Grusauskaite, Kamile et al. (17 April 2023). ‘Debating (in) echo chambers: How culture shapes communication in conspiracy theory networks on YouTube’. New Media and Society.

Vu, Anh V, Alice Hutchings & Ross Anderson (14 April 2023). ‘No Easy Way Out: The Effectiveness of Deplatforming an Extremist Forum to Suppress Hate and Harassment’. Cryptography and Security.

Lindner, Miriam (6 March 2023). The Sense in Senseless Violence: Male Reproductive Strategy and the Modern Sexual Marketplace as Contributors to Violent Extremism. Harvard University.

Wells, Garrison et al. (11 April 2023). ‘Right-Wing Extremism in Mainstream Games: A Review of the Literature’. Games and Culture.

Valasik, Matthew & Shannon Reid (5 April 2023). ‘Alt-right gangs and far-right extremists: From the margins to the mainstream’. Sociology Compass.

Vail, Katherine (3 April 2023). ‘Preventing online radicalization and extremism in boys’. Phi Delta Kappan.

Somoano, Inés Bolaños (2 May 2022). ‘The right-leaning be memeing: Extremist uses of Internet memes and insights for CVE design’. First Monday.

Lee, Benjamin (26 January 2020). ‘Neo-Nazis Have Stolen Our Memes’: Making Sense of Extreme Memes’. Digital Extremisms.

News Articles

Rincke, Andreas & Sarah Marsh (26 April 2023). ‘German spy agency ranks youth group of far-right AfD ‘extremist”. Reuters.

Lukpat, Alyssa (26 April 2023). ‘Jacinda Ardern Is Going to Harvard to Study Online Extremism’ Wall Street Journal.

Paraguassu, Lisandra & Peter Frontini (26 April 2023). ‘Brazil court suspends Telegram for not complying with order on neo-Nazi groups’. Reuters

Ras, Isel (24 April 2023). ‘Time to re-assess terrorism prevention in Africa?’. Institute for Strategic Studies.

Milmo, Dan (24 April 2023). ‘Far-right Britain First party given Twitter gold tick’. The Guardian.

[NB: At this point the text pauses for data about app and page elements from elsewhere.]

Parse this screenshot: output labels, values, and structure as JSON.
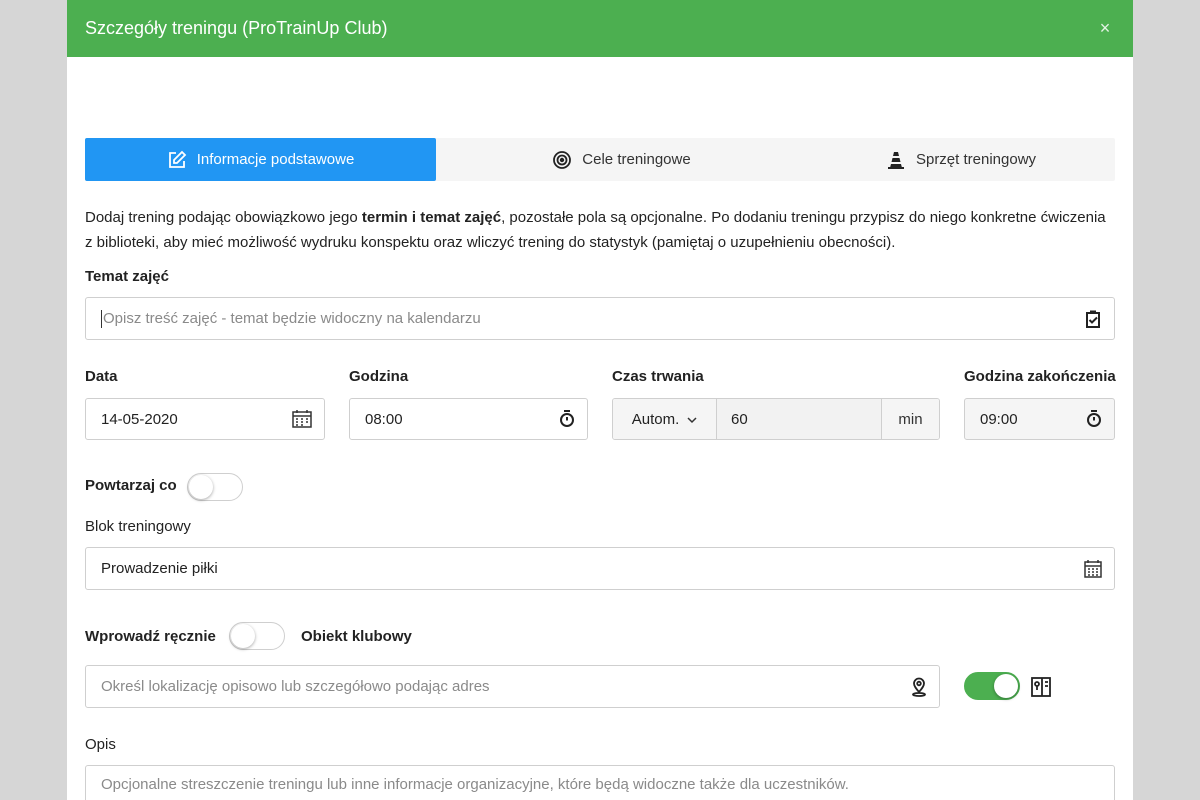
{
  "header": {
    "title": "Szczegóły treningu (ProTrainUp Club)",
    "close_label": "×"
  },
  "tabs": [
    {
      "label": "Informacje podstawowe",
      "icon": "edit-icon",
      "active": true
    },
    {
      "label": "Cele treningowe",
      "icon": "target-icon",
      "active": false
    },
    {
      "label": "Sprzęt treningowy",
      "icon": "cone-icon",
      "active": false
    }
  ],
  "intro": {
    "part1": "Dodaj trening podając obowiązkowo jego ",
    "bold": "termin i temat zajęć",
    "part2": ", pozostałe pola są opcjonalne. Po dodaniu treningu przypisz do niego konkretne ćwiczenia z biblioteki, aby mieć możliwość wydruku konspektu oraz wliczyć trening do statystyk (pamiętaj o uzupełnieniu obecności)."
  },
  "topic": {
    "label": "Temat zajęć",
    "placeholder": "Opisz treść zajęć - temat będzie widoczny na kalendarzu",
    "value": ""
  },
  "date": {
    "label": "Data",
    "value": "14-05-2020"
  },
  "time": {
    "label": "Godzina",
    "value": "08:00"
  },
  "duration": {
    "label": "Czas trwania",
    "mode": "Autom.",
    "value": "60",
    "unit": "min"
  },
  "end_time": {
    "label": "Godzina zakończenia",
    "value": "09:00"
  },
  "repeat": {
    "label": "Powtarzaj co",
    "enabled": false
  },
  "block": {
    "label": "Blok treningowy",
    "value": "Prowadzenie piłki"
  },
  "location": {
    "manual_label": "Wprowadź ręcznie",
    "manual_enabled": false,
    "club_label": "Obiekt klubowy",
    "placeholder": "Określ lokalizację opisowo lub szczegółowo podając adres",
    "club_enabled": true
  },
  "description": {
    "label": "Opis",
    "placeholder": "Opcjonalne streszczenie treningu lub inne informacje organizacyjne, które będą widoczne także dla uczestników."
  },
  "colors": {
    "header": "#4caf50",
    "active_tab": "#2196f3",
    "toggle_on": "#4caf50"
  }
}
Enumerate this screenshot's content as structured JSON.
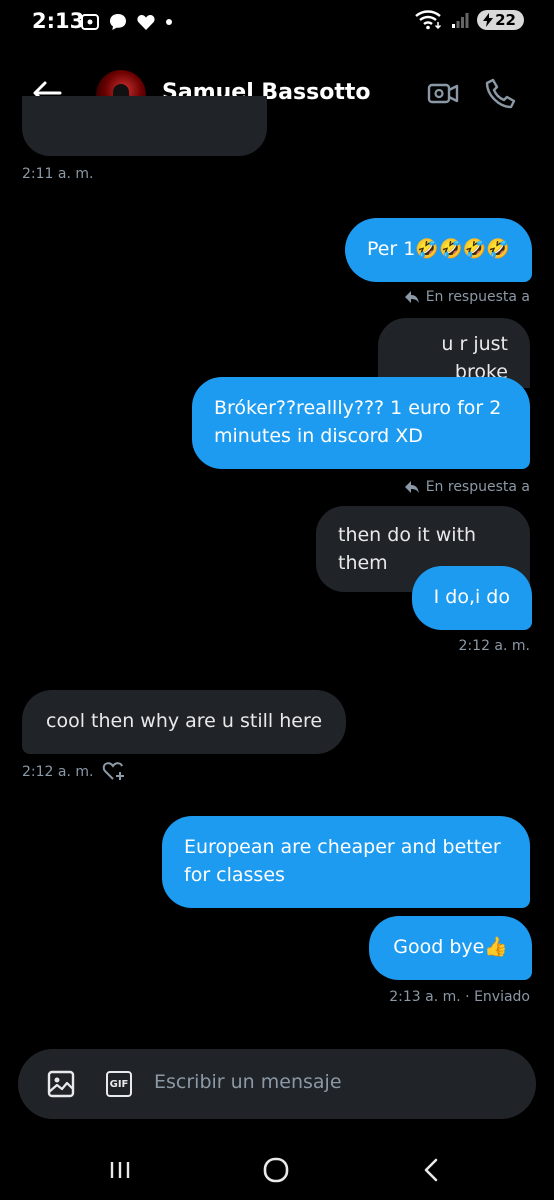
{
  "status_bar": {
    "time": "2:13",
    "battery": "22"
  },
  "header": {
    "contact_name": "Samuel Bassotto"
  },
  "messages": [
    {
      "side": "received",
      "kind": "partial"
    },
    {
      "side": "meta",
      "text": "2:11 a. m."
    },
    {
      "side": "sent",
      "text": "Per 1🤣🤣🤣🤣"
    },
    {
      "side": "reply_indicator",
      "text": "En respuesta a"
    },
    {
      "side": "received",
      "text": "u r just broke"
    },
    {
      "side": "sent",
      "text": "Bróker??reallly??? 1 euro for 2 minutes in discord XD"
    },
    {
      "side": "reply_indicator",
      "text": "En respuesta a"
    },
    {
      "side": "received",
      "text": "then do it with them"
    },
    {
      "side": "sent",
      "text": "I do,i do"
    },
    {
      "side": "meta",
      "text": "2:12 a. m."
    },
    {
      "side": "received",
      "text": "cool then why are u still here"
    },
    {
      "side": "meta",
      "text": "2:12 a. m."
    },
    {
      "side": "sent",
      "text": "European are cheaper and better for classes"
    },
    {
      "side": "sent",
      "text": "Good bye👍"
    },
    {
      "side": "meta",
      "text": "2:13 a. m. · Enviado"
    }
  ],
  "composer": {
    "placeholder": "Escribir un mensaje",
    "gif_label": "GIF"
  },
  "colors": {
    "accent": "#1d9bf0",
    "received_bubble": "#202327",
    "background": "#000000",
    "meta": "#8b98a5"
  },
  "icons": [
    "back-arrow-icon",
    "video-call-icon",
    "phone-icon",
    "image-icon",
    "gif-icon",
    "voice-icon",
    "like-add-icon",
    "reply-icon"
  ]
}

Gadher, Dipesh (22 April 2023). ‘The computer nerds making home-made guns for terrorists’

Carless, Will (14 April 2023). ‘What is Discord? And why does it keep coming up in news stories like the Pentagon leak?’ USA Today.

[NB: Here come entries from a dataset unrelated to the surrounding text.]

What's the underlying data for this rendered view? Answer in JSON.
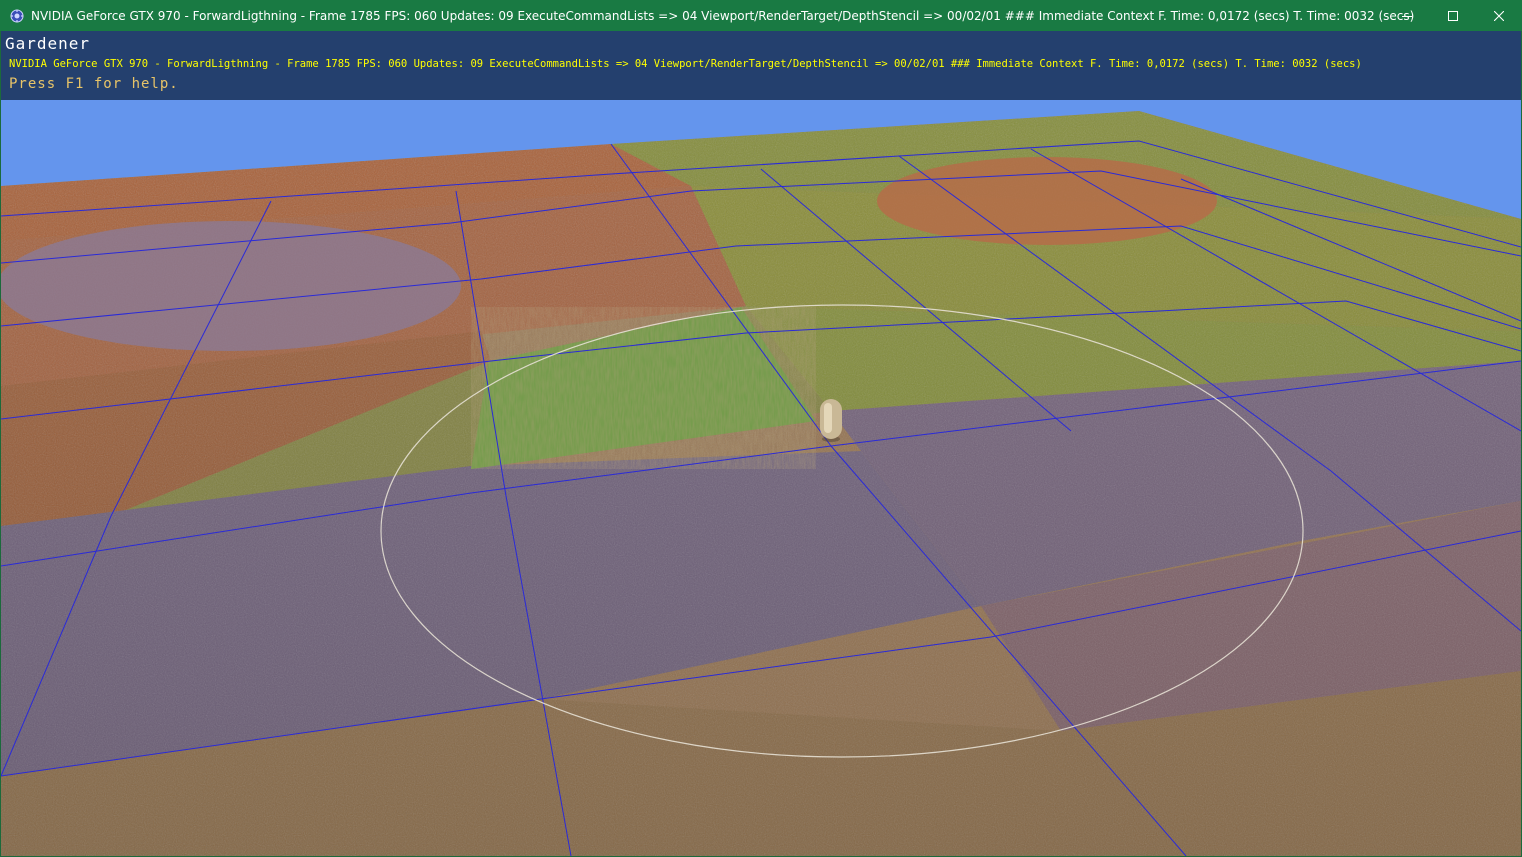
{
  "window": {
    "title": "NVIDIA GeForce GTX 970 - ForwardLigthning - Frame 1785 FPS: 060 Updates: 09 ExecuteCommandLists => 04 Viewport/RenderTarget/DepthStencil => 00/02/01 ### Immediate Context F. Time: 0,0172 (secs) T. Time: 0032 (secs)",
    "icon": "app-gear-icon",
    "controls": [
      "minimize-icon",
      "maximize-icon",
      "close-icon"
    ]
  },
  "overlay": {
    "app_name": "Gardener",
    "stats": "NVIDIA GeForce GTX 970 - ForwardLigthning - Frame 1785 FPS: 060 Updates: 09 ExecuteCommandLists => 04 Viewport/RenderTarget/DepthStencil => 00/02/01 ### Immediate Context F. Time: 0,0172 (secs) T. Time: 0032 (secs)",
    "help": "Press F1 for help."
  },
  "colors": {
    "titlebar": "#197a43",
    "hud_background": "#24406e",
    "sky": "#6495ed",
    "grid_lines": "#2a2ad8",
    "stats_text": "#ffff00",
    "help_text": "#e8c468"
  },
  "scene": {
    "terrain_tiles": [
      {
        "name": "tile-clay",
        "color": "#b46a45"
      },
      {
        "name": "tile-moss",
        "color": "#8f9a3e"
      },
      {
        "name": "tile-rock",
        "color": "#7d6b86"
      },
      {
        "name": "tile-soil",
        "color": "#a07a52"
      },
      {
        "name": "tile-grass",
        "color": "#6b9a45"
      }
    ],
    "objects": [
      "brush-radius-ring",
      "capsule-marker",
      "grass-patch",
      "clay-circle-patch",
      "rock-circle-patch"
    ]
  }
}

Hymas, Charles (9 April 2023). ‘ChatGPT could promote ‘AI-enabled’ violent extremism’. The Telegraph.

Pearson, Elizabeth (6 April 2023). ‘Who’s Protecting the Researchers? REASSURE report findings on identity and harms for online extremism and terrorism researchers’ ICCT.

Brown, Jennings (6 March 2023). ‘The Mysterious ‘Sisterhood’ Tearing Families Apart’. The Daily Beast.

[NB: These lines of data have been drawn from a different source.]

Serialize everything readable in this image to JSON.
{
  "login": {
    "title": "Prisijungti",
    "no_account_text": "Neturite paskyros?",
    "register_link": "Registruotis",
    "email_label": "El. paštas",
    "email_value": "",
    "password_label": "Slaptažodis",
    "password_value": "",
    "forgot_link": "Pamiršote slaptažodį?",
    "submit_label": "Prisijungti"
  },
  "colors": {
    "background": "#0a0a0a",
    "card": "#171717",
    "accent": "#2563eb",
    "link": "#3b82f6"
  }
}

Lewis, Jonathan, Joshua Molloy & Graham Macklin (27 April 2023). ‘The Lineage of Violence: Saints Culture and Militant Accelerationist Terrorism’

Criezis, Meili (21 April 2023). ‘Wilayat Facebook and Instagram: An Exploration of Pro-IS Activities on Mainstream Platforms’ 

Lakomy, Miron (19 April 2023). ‘The Return of the Virtual ‘Caliphate’? Mapping the Evolution of the Islamic State’s Information Ecosystem’

Macfarlane, Archie (17 April 2023). ‘Tehreek-e-Taliban Pakistan (TTP): Operating with Impunity Online’

Liyanage, Chamila (14 April 2023). ‘Extremist NFTs: How Does Blockchain Immortalise Extremism?’

Pozzoli, Manfredi (13 April 2023). ‘Violent Assemblages: Rethinking Screens, Media, and Lone Wolf Terrorism’ 

Rickard, Kit (11 April 2023). ’25 Years After the Good Friday Agreement: Persistent Violence and the Role of Digital Platforms in Northern Ireland Today’ 

Vergani, Matteo, Alfonso Martinez Arranz, Ryan Scrivens & Liliana Orellana (6 April 2023). ‘From Blaming China to Attacking Domestic Elites: The Evolution of Hate Speech in a Telegram Channel during the COVID-19 Pandemic’

Molloy, Joshua (5 April 2023). ‘Terrorwave: The Aesthetics of Violence and Terrorist Imagery in Militant Accelerationist Subcultures’

Alrhmoun, Abdullah, Charlie Winter & János Kertész (4 April 2023). ‘Terrorist Bots: How Islamic State has Automated Management of its Online Community on Telegram’

Molas, Barbara (27 March 2023). ‘‘Tomatoes for Tanks’: Humour and Violence in Post-Brexit Meme Culture’.